The outrage inside the building has become increasingly public in the last few days as staffers at all levels flood the blogosphere in support of Cato's independence.
Libertarians by definition recoil at the notion of oversight from a single powerful source. But crossing the Koch brothers, two of the nation's biggest conservative political donors, is risky, especially for young employees who want to find jobs elsewhere in conservative politics.
"After all this, if the Koch apparatus seizes control, their careers are over," Taylor said, referring to the employees who spoke out against the Koch move.
The Kochs are asking a Kansas court to enforce an old agreement that would give the brothers control of the four-person shareholder group that governs the institute as well as the authority to appoint a majority of a separate 16-member board.
The Koch brothers and Cato Institute President Edward Crane currently hold three of those seats. The fourth was vacated when Cato's chairman emeritus died in October. The Kochs argue that the shares should revert to the remaining three founders instead of to the chairman's wife.
Cato scholars fear that the brothers intend to fold the nonprofit into their empire of explicitly Republican groups because the Kochs have been backers of Americans for Prosperity and FreedomWorks. Both organizations played an active and crucial role in 2010 by helping Republicans secure control of the House and gain seats in the Senate.
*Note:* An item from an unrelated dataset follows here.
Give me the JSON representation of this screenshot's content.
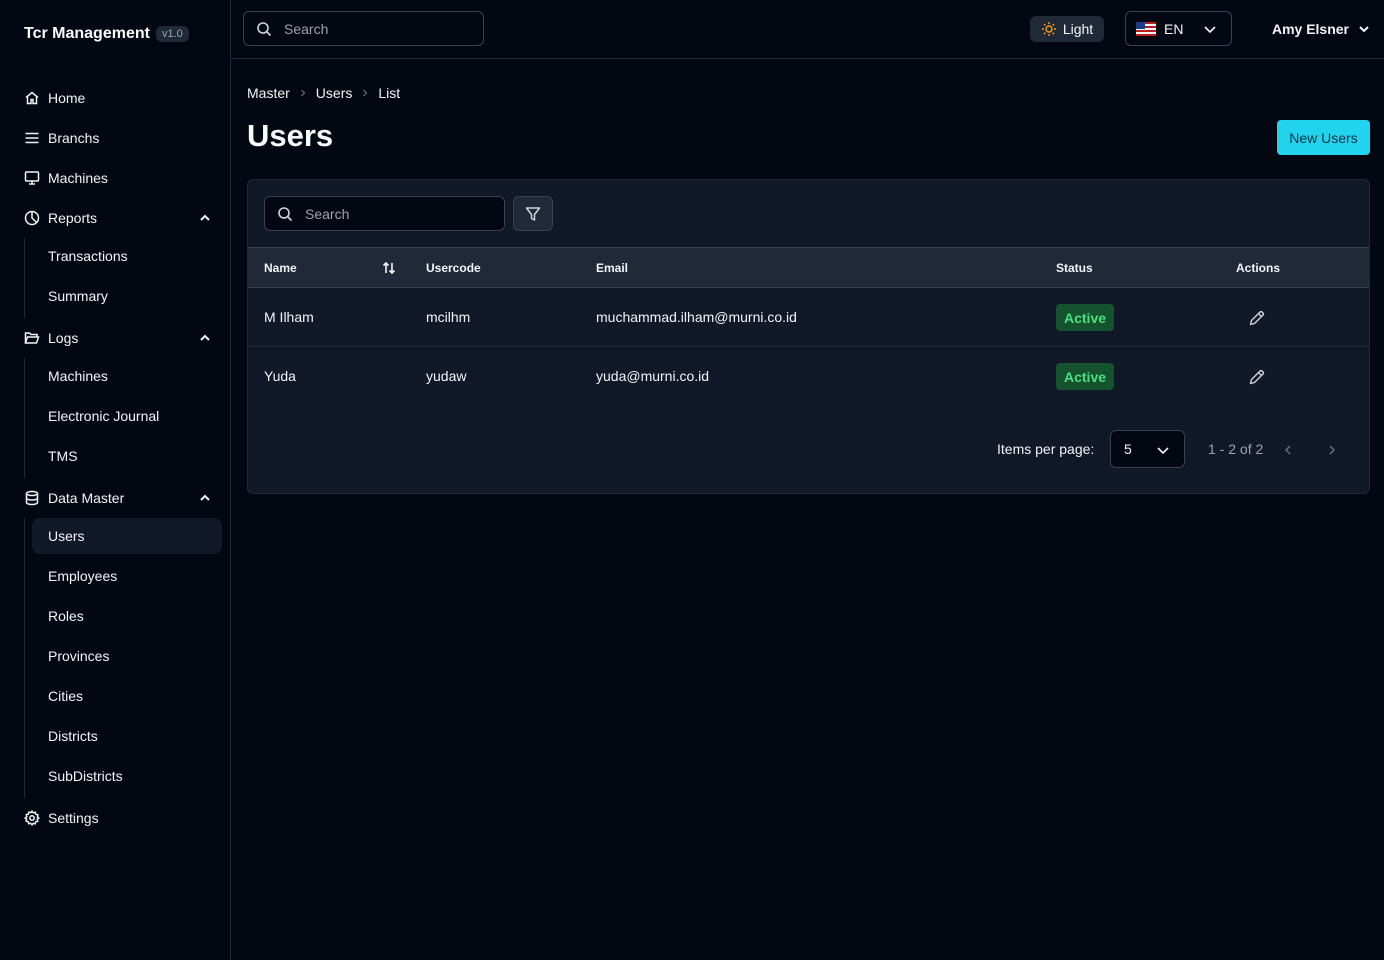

The liberal watchdog group Common Cause called Friday for an IRS investigation of the Kochs' efforts "to use Cato's corporate structure and tax-exempt status to serve their own political and economic interests."
Cannon said he was working on a book to be published by Cato with another health care expert, who backed out when the lawsuit was filed because he did not "want his work to be dismissed."
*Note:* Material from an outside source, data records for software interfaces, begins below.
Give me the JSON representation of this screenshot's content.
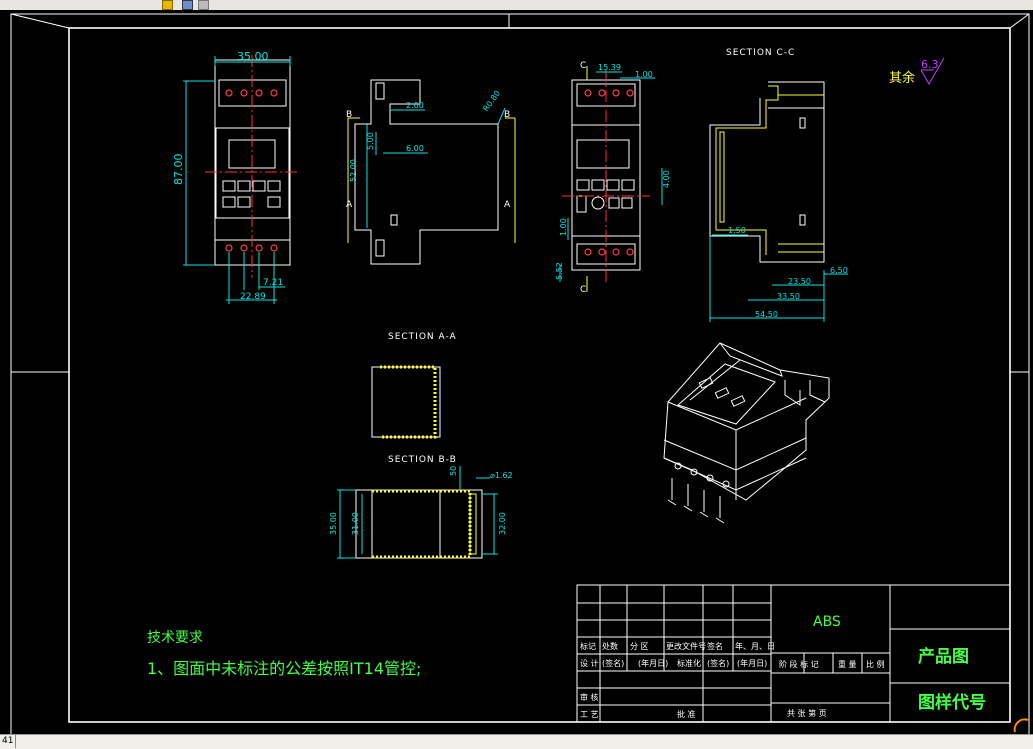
{
  "status": {
    "coordinate_fragment": "41"
  },
  "drawing": {
    "section_aa": "SECTION A-A",
    "section_bb": "SECTION B-B",
    "section_cc": "SECTION C-C",
    "roughness_prefix": "其余",
    "roughness_value": "6.3",
    "labels": {
      "a": "A",
      "b": "B",
      "c": "C"
    },
    "front_view": {
      "width": "35.00",
      "height": "87.00",
      "pitch": "7.21",
      "span": "22.89"
    },
    "side_view": {
      "d1": "2.00",
      "d2": "5.00",
      "d3": "6.00",
      "d4": "52.00",
      "radius": "R0.80"
    },
    "rear_view": {
      "d1": "15.39",
      "d2": "1.00",
      "d3": "4.00",
      "d4": "1.00",
      "d5": "5.52"
    },
    "section_cc_dims": {
      "d1": "1.50",
      "d2": "23.50",
      "d3": "6.50",
      "d4": "33.50",
      "d5": "54.50"
    },
    "section_bb_dims": {
      "d1": "50",
      "d2": "⌀1.62",
      "d3": "35.00",
      "d4": "31.00",
      "d5": "32.00"
    }
  },
  "notes": {
    "heading": "技术要求",
    "item1": "1、图面中未标注的公差按照IT14管控;"
  },
  "title_block": {
    "material": "ABS",
    "product_name": "产品图",
    "drawing_code": "图样代号",
    "row_headers": [
      "标记",
      "处数",
      "分 区",
      "更改文件号",
      "签名",
      "年、月、日"
    ],
    "design_row": [
      "设 计",
      "(签名)",
      "(年月日)",
      "标准化",
      "(签名)",
      "(年月日)"
    ],
    "stage_labels": [
      "阶 段 标 记",
      "重 量",
      "比 例"
    ],
    "review": "审 核",
    "process": "工 艺",
    "approve": "批 准",
    "sheets": "共   张   第   页"
  }
}
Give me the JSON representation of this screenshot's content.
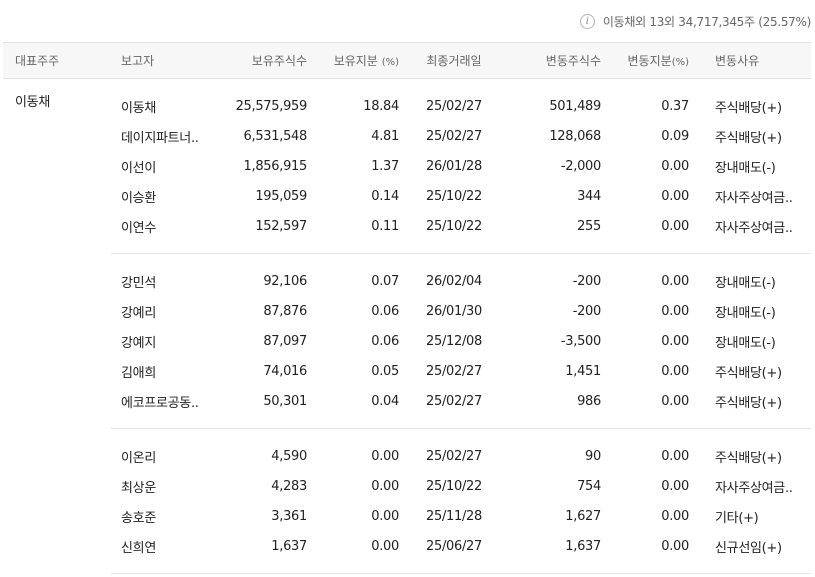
{
  "summary": {
    "text": "이동채외 13외 34,717,345주 (25.57%)",
    "icon": "info-icon"
  },
  "columns": {
    "rep": "대표주주",
    "reporter": "보고자",
    "shares": "보유주식수",
    "ratio": "보유지분",
    "ratio_unit": "(%)",
    "last_trade": "최종거래일",
    "change_shares": "변동주식수",
    "change_ratio": "변동지분",
    "change_ratio_unit": "(%)",
    "reason": "변동사유"
  },
  "groups": [
    {
      "rep": "이동채",
      "rows": [
        {
          "reporter": "이동채",
          "shares": "25,575,959",
          "ratio": "18.84",
          "date": "25/02/27",
          "change": "501,489",
          "change_ratio": "0.37",
          "reason": "주식배당(+)"
        },
        {
          "reporter": "데이지파트너..",
          "shares": "6,531,548",
          "ratio": "4.81",
          "date": "25/02/27",
          "change": "128,068",
          "change_ratio": "0.09",
          "reason": "주식배당(+)"
        },
        {
          "reporter": "이선이",
          "shares": "1,856,915",
          "ratio": "1.37",
          "date": "26/01/28",
          "change": "-2,000",
          "change_ratio": "0.00",
          "reason": "장내매도(-)"
        },
        {
          "reporter": "이승환",
          "shares": "195,059",
          "ratio": "0.14",
          "date": "25/10/22",
          "change": "344",
          "change_ratio": "0.00",
          "reason": "자사주상여금.."
        },
        {
          "reporter": "이연수",
          "shares": "152,597",
          "ratio": "0.11",
          "date": "25/10/22",
          "change": "255",
          "change_ratio": "0.00",
          "reason": "자사주상여금.."
        }
      ]
    },
    {
      "rep": "",
      "rows": [
        {
          "reporter": "강민석",
          "shares": "92,106",
          "ratio": "0.07",
          "date": "26/02/04",
          "change": "-200",
          "change_ratio": "0.00",
          "reason": "장내매도(-)"
        },
        {
          "reporter": "강예리",
          "shares": "87,876",
          "ratio": "0.06",
          "date": "26/01/30",
          "change": "-200",
          "change_ratio": "0.00",
          "reason": "장내매도(-)"
        },
        {
          "reporter": "강예지",
          "shares": "87,097",
          "ratio": "0.06",
          "date": "25/12/08",
          "change": "-3,500",
          "change_ratio": "0.00",
          "reason": "장내매도(-)"
        },
        {
          "reporter": "김애희",
          "shares": "74,016",
          "ratio": "0.05",
          "date": "25/02/27",
          "change": "1,451",
          "change_ratio": "0.00",
          "reason": "주식배당(+)"
        },
        {
          "reporter": "에코프로공동..",
          "shares": "50,301",
          "ratio": "0.04",
          "date": "25/02/27",
          "change": "986",
          "change_ratio": "0.00",
          "reason": "주식배당(+)"
        }
      ]
    },
    {
      "rep": "",
      "rows": [
        {
          "reporter": "이온리",
          "shares": "4,590",
          "ratio": "0.00",
          "date": "25/02/27",
          "change": "90",
          "change_ratio": "0.00",
          "reason": "주식배당(+)"
        },
        {
          "reporter": "최상운",
          "shares": "4,283",
          "ratio": "0.00",
          "date": "25/10/22",
          "change": "754",
          "change_ratio": "0.00",
          "reason": "자사주상여금.."
        },
        {
          "reporter": "송호준",
          "shares": "3,361",
          "ratio": "0.00",
          "date": "25/11/28",
          "change": "1,627",
          "change_ratio": "0.00",
          "reason": "기타(+)"
        },
        {
          "reporter": "신희연",
          "shares": "1,637",
          "ratio": "0.00",
          "date": "25/06/27",
          "change": "1,637",
          "change_ratio": "0.00",
          "reason": "신규선임(+)"
        }
      ]
    }
  ]
}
As controversial as the Koch brand has become in Washington, D.C., convincing Cato sympathizers to publicly voice their support may be difficult given the Kochs' reach.
Conservative organizations including Americans for Prosperity, the Club for Growth and FreedomWorks did not respond to Roll Call's requests for comment. Even Norquist, who rarely passes up an interview opportunity, declined to weigh in.
"There is a nice correlation between people who remain silent and those who receive Koch money," said Jim Harper, director of information policy studies at Cato.
Privately, conservative power brokers in Washington admit they are alarmed by the institute's decision to take this family feud public, a concern heightened by Cannon's pitch at the Wednesday meeting.
Some may even be rooting for the Koch takeover. Republicans do not have an action-oriented research organization to match the might of the Center for American Progress, which was established during George W. Bush's administration as an outpost for Democrats.
"A lot of people in the Republican establishment look at places like Cato and [the American Enterprise Institute] ... and think that [they're] just too sleepy," said an official at another conservative think tank.
Indeed, Cato scholars — as isolationist in practice as they are in policy — have long prided themselves on staying above the political fray.
"We're afraid that a Vichy Cato would look like CAP," Taylor said. "That's a relatively new model and not one that is well-represented on the right."
Koch officials deny any political motivation.
"We view recent events as evidence that Cato's leadership has turned its back on these core principles," Charles Koch said in a statement released Thursday night. "Some have speculated that we would micro-manage the enterprise. Others have suggested we would turn Cato into a partisan Republican organization. These rumors are absolutely false."
When Wes Edwards, deputy general counsel of Koch Companies Public Sector LLC, was asked about the think tank's recent actions and the scholars' resignation threats, he said, "We think it is unfortunate."
"Cato officers could have avoided this and they chose not to. ... We did not seek to make this public," he said.
Correction: March 20, 2012
An earlier version of the article incorrectly identified the think tank’s fourth shareholder, William Niskanen, as a Cato co-founder. He was chairman emeritus upon his death in October.